Web page and app entries
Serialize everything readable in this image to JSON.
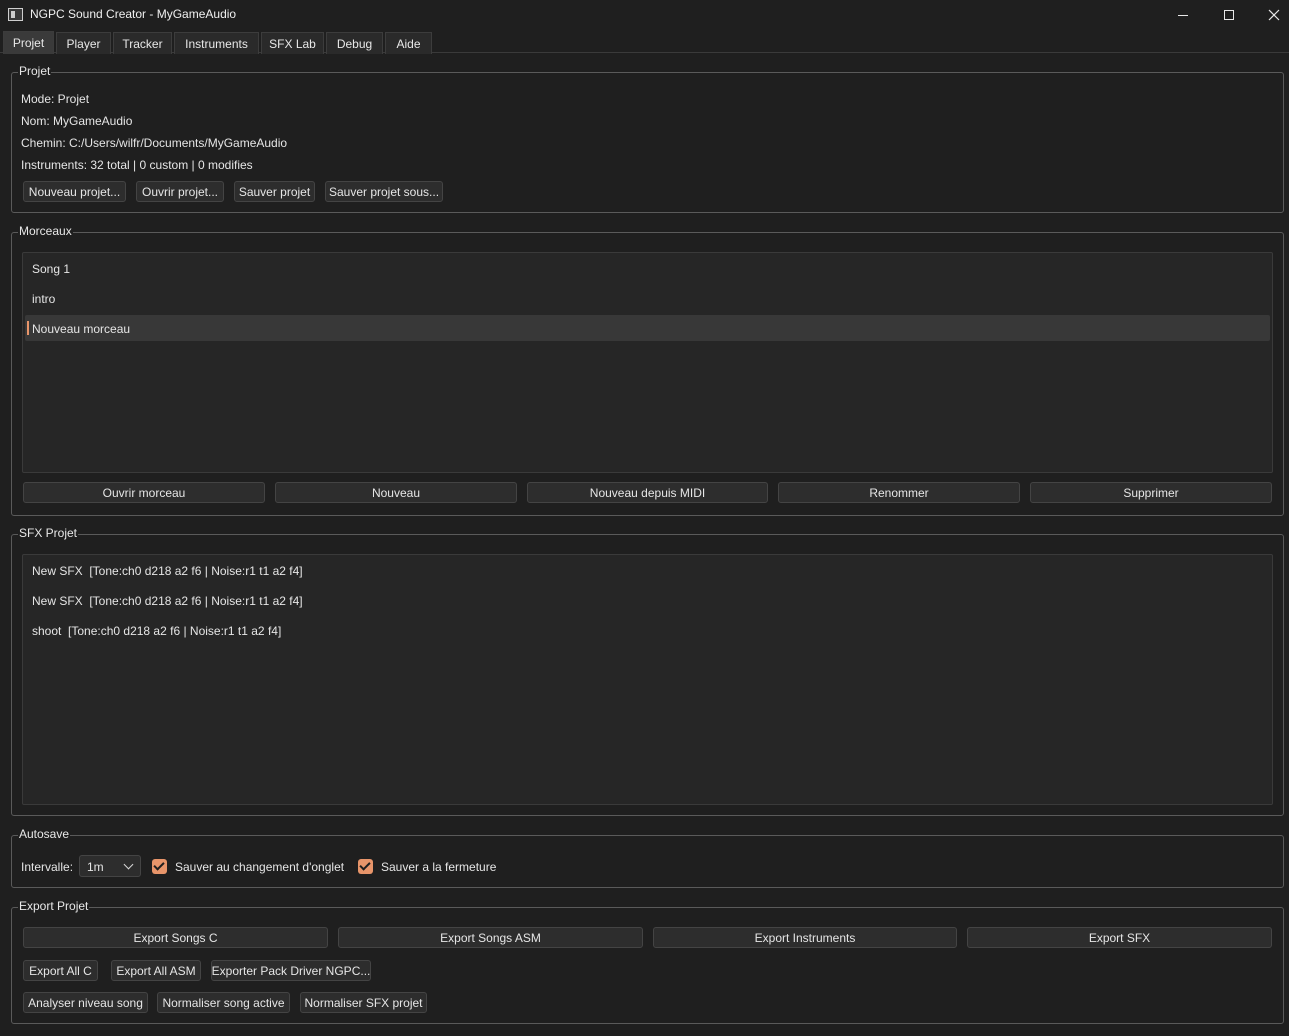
{
  "window": {
    "title": "NGPC Sound Creator - MyGameAudio",
    "minimize_icon": "minimize-icon",
    "maximize_icon": "maximize-icon",
    "close_icon": "close-icon"
  },
  "tabs": [
    {
      "label": "Projet",
      "active": true
    },
    {
      "label": "Player"
    },
    {
      "label": "Tracker"
    },
    {
      "label": "Instruments"
    },
    {
      "label": "SFX Lab"
    },
    {
      "label": "Debug"
    },
    {
      "label": "Aide"
    }
  ],
  "projet": {
    "group_title": "Projet",
    "mode": "Mode: Projet",
    "nom": "Nom: MyGameAudio",
    "chemin": "Chemin: C:/Users/wilfr/Documents/MyGameAudio",
    "instruments": "Instruments: 32 total | 0 custom | 0 modifies",
    "buttons": {
      "nouveau": "Nouveau projet...",
      "ouvrir": "Ouvrir projet...",
      "sauver": "Sauver projet",
      "sauver_sous": "Sauver projet sous..."
    }
  },
  "morceaux": {
    "group_title": "Morceaux",
    "items": [
      "Song 1",
      "intro",
      "Nouveau morceau"
    ],
    "selected_index": 2,
    "buttons": {
      "ouvrir": "Ouvrir morceau",
      "nouveau": "Nouveau",
      "nouveau_midi": "Nouveau depuis MIDI",
      "renommer": "Renommer",
      "supprimer": "Supprimer"
    }
  },
  "sfx": {
    "group_title": "SFX Projet",
    "items": [
      "New SFX  [Tone:ch0 d218 a2 f6 | Noise:r1 t1 a2 f4]",
      "New SFX  [Tone:ch0 d218 a2 f6 | Noise:r1 t1 a2 f4]",
      "shoot  [Tone:ch0 d218 a2 f6 | Noise:r1 t1 a2 f4]"
    ]
  },
  "autosave": {
    "group_title": "Autosave",
    "interval_label": "Intervalle:",
    "interval_value": "1m",
    "check_tab_label": "Sauver au changement d'onglet",
    "check_tab_checked": true,
    "check_close_label": "Sauver a la fermeture",
    "check_close_checked": true
  },
  "export": {
    "group_title": "Export Projet",
    "buttons": {
      "songs_c": "Export Songs C",
      "songs_asm": "Export Songs ASM",
      "instruments": "Export Instruments",
      "sfx": "Export SFX",
      "all_c": "Export All C",
      "all_asm": "Export All ASM",
      "pack_driver": "Exporter Pack Driver NGPC...",
      "analyser": "Analyser niveau song",
      "normaliser_song": "Normaliser song active",
      "normaliser_sfx": "Normaliser SFX projet"
    }
  },
  "colors": {
    "accent": "#e8956a",
    "background": "#1f1f1f"
  }
}
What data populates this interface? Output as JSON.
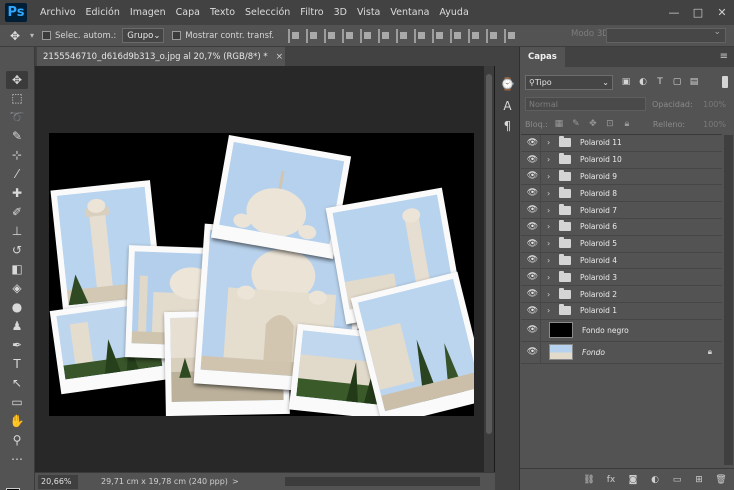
{
  "menu": {
    "logo": "Ps",
    "items": [
      "Archivo",
      "Edición",
      "Imagen",
      "Capa",
      "Texto",
      "Selección",
      "Filtro",
      "3D",
      "Vista",
      "Ventana",
      "Ayuda"
    ],
    "window_controls": [
      "—",
      "□",
      "✕"
    ]
  },
  "options_bar": {
    "auto_select_label": "Selec. autom.:",
    "auto_select_value": "Grupo",
    "show_transform_label": "Mostrar contr. transf.",
    "mode_3d_label": "Modo 3D:"
  },
  "document": {
    "tab_title": "2155546710_d616d9b313_o.jpg al 20,7% (RGB/8*)",
    "tab_modified": "*",
    "tab_close": "×"
  },
  "status": {
    "zoom": "20,66%",
    "doc_info": "29,71 cm x 19,78 cm (240 ppp)",
    "doc_info_arrow": ">"
  },
  "panel": {
    "tab": "Capas",
    "filter_kind": "Tipo",
    "blend_mode": "Normal",
    "opacity_label": "Opacidad:",
    "opacity_value": "100%",
    "lock_label": "Bloq.:",
    "fill_label": "Relleno:",
    "fill_value": "100%",
    "layers": [
      {
        "name": "Polaroid 11",
        "type": "group"
      },
      {
        "name": "Polaroid 10",
        "type": "group"
      },
      {
        "name": "Polaroid 9",
        "type": "group"
      },
      {
        "name": "Polaroid 8",
        "type": "group"
      },
      {
        "name": "Polaroid 7",
        "type": "group"
      },
      {
        "name": "Polaroid 6",
        "type": "group"
      },
      {
        "name": "Polaroid 5",
        "type": "group"
      },
      {
        "name": "Polaroid 4",
        "type": "group"
      },
      {
        "name": "Polaroid 3",
        "type": "group"
      },
      {
        "name": "Polaroid 2",
        "type": "group"
      },
      {
        "name": "Polaroid 1",
        "type": "group"
      },
      {
        "name": "Fondo negro",
        "type": "layer",
        "thumb_color": "#000000"
      },
      {
        "name": "Fondo",
        "type": "background",
        "thumb_color": "#b6d2ef",
        "italic": true
      }
    ]
  },
  "colors": {
    "foreground": "#000000",
    "background": "#ffffff",
    "ps_blue": "#31a8ff",
    "sky": "#b6d2ef",
    "marble": "#e2dacb"
  }
}
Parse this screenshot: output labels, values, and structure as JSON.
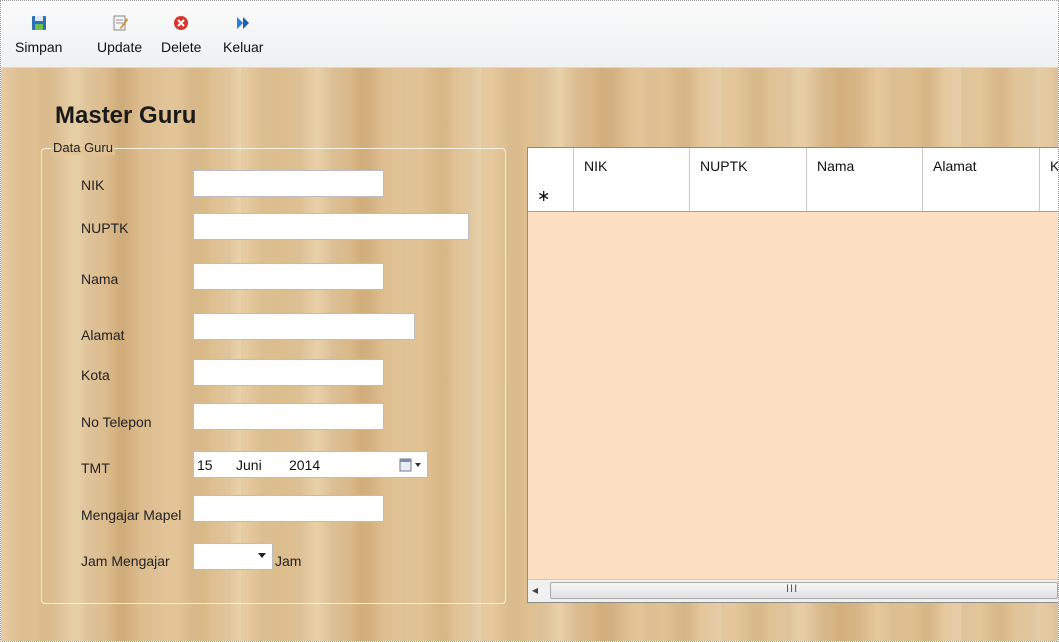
{
  "toolbar": {
    "items": [
      {
        "label": "Simpan",
        "icon": "save-icon"
      },
      {
        "label": "Update",
        "icon": "update-icon"
      },
      {
        "label": "Delete",
        "icon": "delete-icon"
      },
      {
        "label": "Keluar",
        "icon": "exit-icon"
      }
    ]
  },
  "form": {
    "title": "Master Guru",
    "group_label": "Data Guru",
    "fields": {
      "nik": {
        "label": "NIK",
        "value": ""
      },
      "nuptk": {
        "label": "NUPTK",
        "value": ""
      },
      "nama": {
        "label": "Nama",
        "value": ""
      },
      "alamat": {
        "label": "Alamat",
        "value": ""
      },
      "kota": {
        "label": "Kota",
        "value": ""
      },
      "no_telepon": {
        "label": "No Telepon",
        "value": ""
      },
      "tmt": {
        "label": "TMT",
        "day": "15",
        "month": "Juni",
        "year": "2014"
      },
      "mengajar_mapel": {
        "label": "Mengajar Mapel",
        "value": ""
      },
      "jam_mengajar": {
        "label": "Jam Mengajar",
        "value": "",
        "unit": "Jam"
      }
    }
  },
  "grid": {
    "columns": [
      "NIK",
      "NUPTK",
      "Nama",
      "Alamat",
      "Ko"
    ],
    "new_row_marker": "∗",
    "scroll_grip": "III",
    "scroll_left": "◂"
  },
  "colors": {
    "grid_background": "#fddfc2",
    "delete_icon": "#d9352b",
    "save_icon": "#2f6fb8",
    "exit_icon": "#2a7fd6"
  }
}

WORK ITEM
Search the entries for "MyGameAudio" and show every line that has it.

ANSWER FOR THIS EXERCISE
    "title": "NGPC Sound Creator - MyGameAudio",
    "nom": "Nom: MyGameAudio",
    "chemin": "Chemin: C:/Users/wilfr/Documents/MyGameAudio",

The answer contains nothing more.